*About this task*
The answer must consist of each line of the records below that contains the string "data".

*Records for the exercise*

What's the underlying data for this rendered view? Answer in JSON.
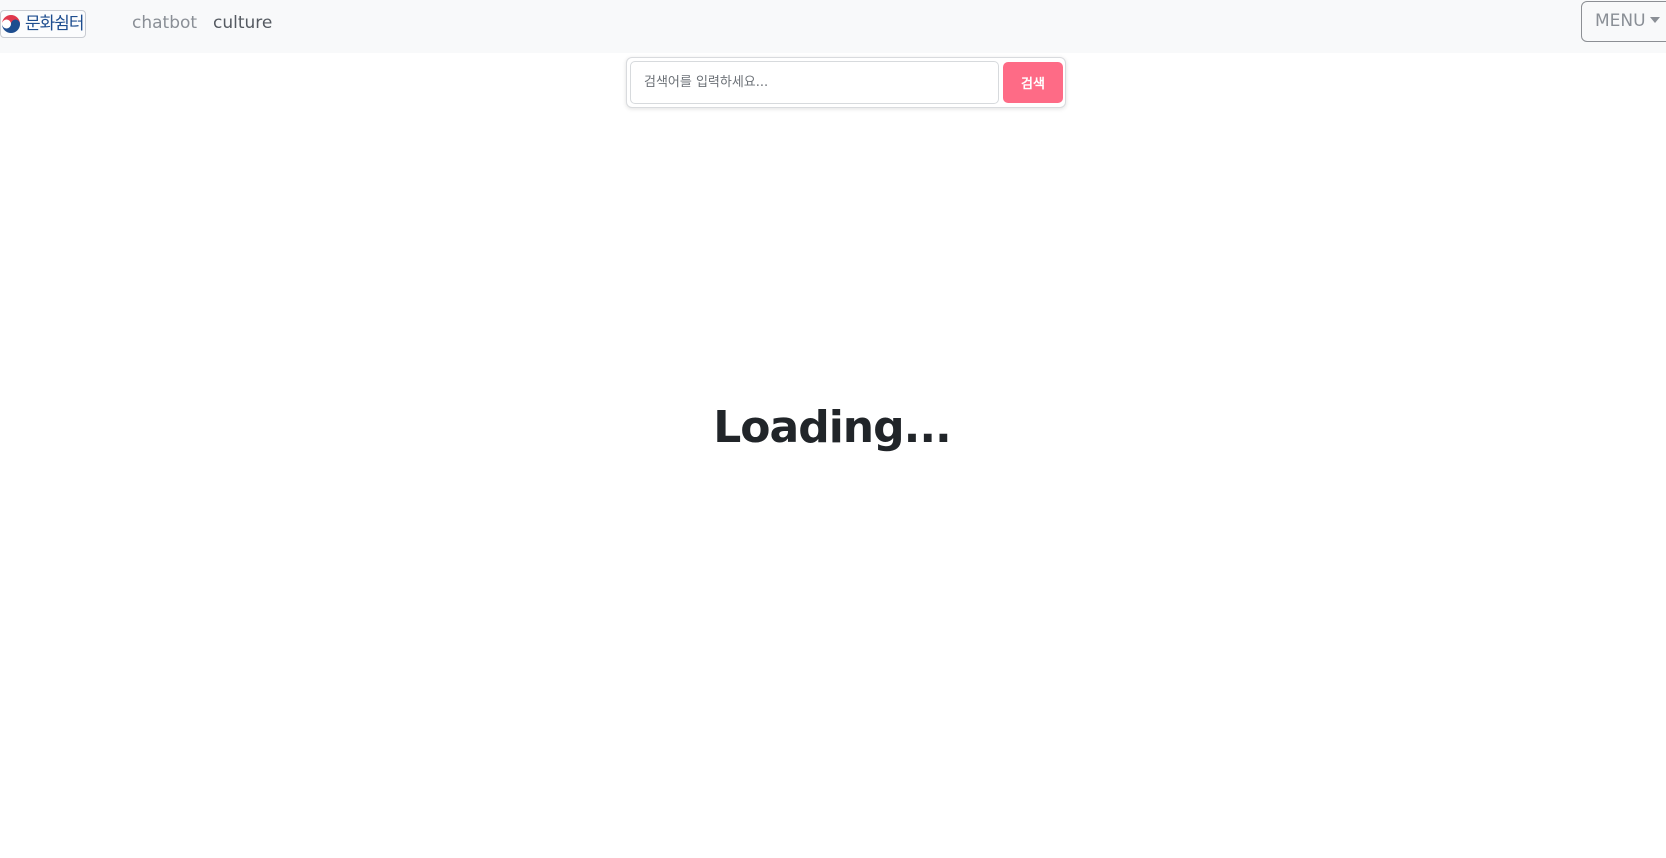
{
  "navbar": {
    "logo_text": "문화쉼터",
    "links": [
      {
        "label": "chatbot"
      },
      {
        "label": "culture"
      }
    ],
    "menu_label": "MENU"
  },
  "search": {
    "placeholder": "검색어를 입력하세요...",
    "value": "",
    "button_label": "검색"
  },
  "main": {
    "loading_text": "Loading..."
  },
  "colors": {
    "navbar_bg": "#f8f9fa",
    "search_button": "#fe6b86",
    "loading_text": "#212529",
    "nav_link": "#8a8f96",
    "nav_link_active": "#555a61"
  },
  "icons": {
    "logo_emblem": "taegeuk-emblem-icon",
    "menu_caret": "caret-down-icon"
  }
}
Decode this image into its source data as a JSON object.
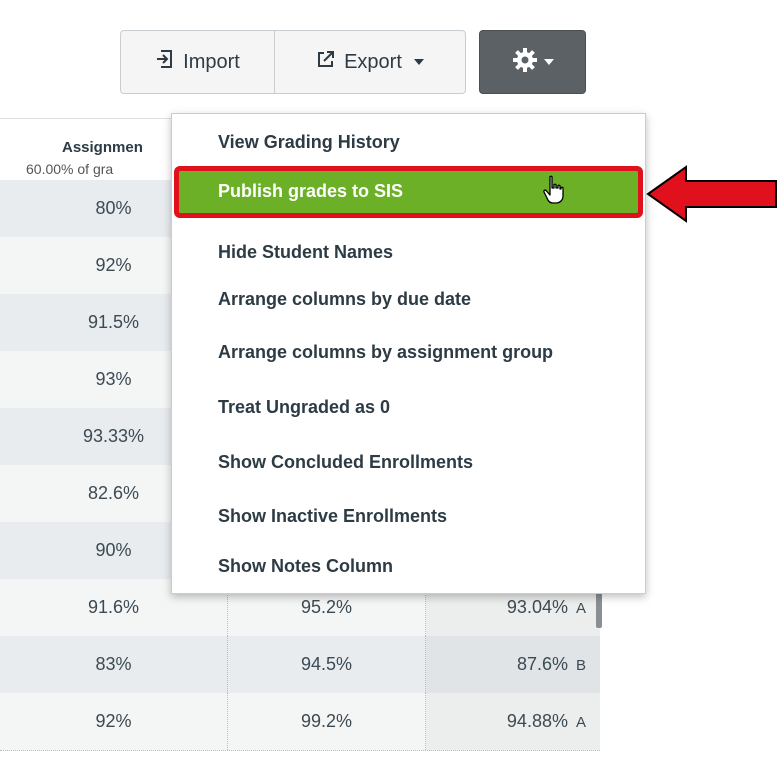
{
  "toolbar": {
    "import_label": "Import",
    "export_label": "Export",
    "icons": {
      "import": "import-icon",
      "export": "export-icon",
      "settings": "gear-icon"
    }
  },
  "grid": {
    "header": {
      "title": "Assignmen",
      "subtitle": "60.00% of gra"
    },
    "rows": [
      {
        "c1": "80%"
      },
      {
        "c1": "92%"
      },
      {
        "c1": "91.5%"
      },
      {
        "c1": "93%"
      },
      {
        "c1": "93.33%"
      },
      {
        "c1": "82.6%"
      },
      {
        "c1": "90%"
      },
      {
        "c1": "91.6%",
        "c2": "95.2%",
        "c3": "93.04%",
        "g": "A"
      },
      {
        "c1": "83%",
        "c2": "94.5%",
        "c3": "87.6%",
        "g": "B"
      },
      {
        "c1": "92%",
        "c2": "99.2%",
        "c3": "94.88%",
        "g": "A"
      }
    ]
  },
  "menu": {
    "items": [
      "View Grading History",
      "Publish grades to SIS",
      "Hide Student Names",
      "Arrange columns by due date",
      "Arrange columns by assignment group",
      "Treat Ungraded as 0",
      "Show Concluded Enrollments",
      "Show Inactive Enrollments",
      "Show Notes Column"
    ],
    "highlight_color": "#6cb027",
    "highlight_border_color": "#e0101c"
  },
  "annotation": {
    "arrow_color": "#e0101c"
  }
}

*Answer space*
What's the underlying data for this rendered view? Answer in JSON.
Decode this image into its source data as a JSON object.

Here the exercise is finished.